The ferryman carried me, (married, me), buried me there in the Underworld, he spied me and pried me, (belittled and mocked, me) beat down and rocked, I was round I was ground into hardwood floors, wanting no more; so as I lay dying, as I was lying in that boat’s greasy water, so sorry to … More Charon’s Younger Brother Brings Me Back Across the River Styx
the queen is dead long live the queen I kneel in the twilight river my knees on the sand I plunge myself under and break the surface to the north I baptize myself I am a new creation the water rolling into the water the water taking the water back again the light shattering across … More coronation
Don’t try it. If you try to sail by poetry, you are lost. You will wash up on shore 10 days after you drown, face down with a spavined copy of Keats’ poems in your back pocket, your heart a stone that does not burn, instead of gliding into a harbor with the late afternoon … More Shelley Sailed By Poetry
We do not speak of the outside world – we whistle at the sun nosing around the fraying stratus clouds, lifting and dropping golden rays that splash our ankles and the winter-dead grasses – we call out to our dogs sniffing one another in turn, then exuberantly rolling in the dead carp that the bald … More By Tacit Agreement, Sunday at the Sensiba Trail

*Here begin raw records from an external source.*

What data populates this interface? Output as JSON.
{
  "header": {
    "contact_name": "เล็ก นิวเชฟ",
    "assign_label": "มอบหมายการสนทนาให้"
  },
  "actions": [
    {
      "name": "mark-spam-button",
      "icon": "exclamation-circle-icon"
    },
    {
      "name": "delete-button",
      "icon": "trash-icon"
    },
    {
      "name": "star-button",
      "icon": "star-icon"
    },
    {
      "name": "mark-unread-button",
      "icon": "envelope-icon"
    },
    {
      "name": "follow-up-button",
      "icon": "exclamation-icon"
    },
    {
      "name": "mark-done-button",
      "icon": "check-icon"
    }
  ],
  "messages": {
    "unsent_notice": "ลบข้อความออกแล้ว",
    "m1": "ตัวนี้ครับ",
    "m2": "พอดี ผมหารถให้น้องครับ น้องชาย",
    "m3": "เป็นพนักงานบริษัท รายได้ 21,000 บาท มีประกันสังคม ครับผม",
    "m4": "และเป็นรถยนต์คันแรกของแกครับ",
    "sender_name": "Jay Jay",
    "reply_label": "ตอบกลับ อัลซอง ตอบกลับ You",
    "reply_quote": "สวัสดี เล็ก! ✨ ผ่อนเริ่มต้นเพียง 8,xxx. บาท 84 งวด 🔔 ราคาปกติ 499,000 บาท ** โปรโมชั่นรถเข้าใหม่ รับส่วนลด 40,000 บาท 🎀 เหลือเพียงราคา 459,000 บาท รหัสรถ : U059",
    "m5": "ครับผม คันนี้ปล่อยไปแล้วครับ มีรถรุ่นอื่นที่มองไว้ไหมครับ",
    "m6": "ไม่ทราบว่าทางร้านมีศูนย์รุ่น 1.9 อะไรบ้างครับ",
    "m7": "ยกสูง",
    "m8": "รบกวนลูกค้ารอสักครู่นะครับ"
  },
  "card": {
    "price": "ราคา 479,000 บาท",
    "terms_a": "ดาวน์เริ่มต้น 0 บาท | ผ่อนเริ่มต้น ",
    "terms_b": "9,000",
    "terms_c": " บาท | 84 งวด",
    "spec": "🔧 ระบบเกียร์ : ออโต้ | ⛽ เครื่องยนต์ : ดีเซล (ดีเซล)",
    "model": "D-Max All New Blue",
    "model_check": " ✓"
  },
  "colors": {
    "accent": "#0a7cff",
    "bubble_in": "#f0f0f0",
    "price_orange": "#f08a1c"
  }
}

Sometimes you are hauled backward before you can move forward; you get on a plane in the dark in Nashville and head south to Atlanta before touching down in Milwaukee where someone you love waits in the sleeting rain to drive you back and pour you into a warm, flightless bed. Sometimes the moon draws … More The Insufferable Logic of Tides
October rain ebbs and flows and falls and falls and falls on the crooked pine trees and the roof, on the old swing set and the black driveway, on the cold, wet burn barrel and the American flag at the hundred year old house on Shady Lane where my parents live still. In the basement, … More The Disobedience of Rain
A pied-billed grebe has already paddled madly halfway across this cove (its crested head sporting a half-hearted mohawk, its body a sputtering vector moving toward the northwest, Lake Superior swollen like a too-observant eye) before I realize that it has darted out from under this porch that hangs over the water where I stand holding … More Somewhere, Another (The Pied Billed Grebe)
One common tern hovers high above Lake Michigan, then dives under the waves and back again, its path a ragged stitch from sky purpling like a bruise into water smooth as a mirror, and then back to sky again, pulling together heaven and earth like the closing of a weary eye.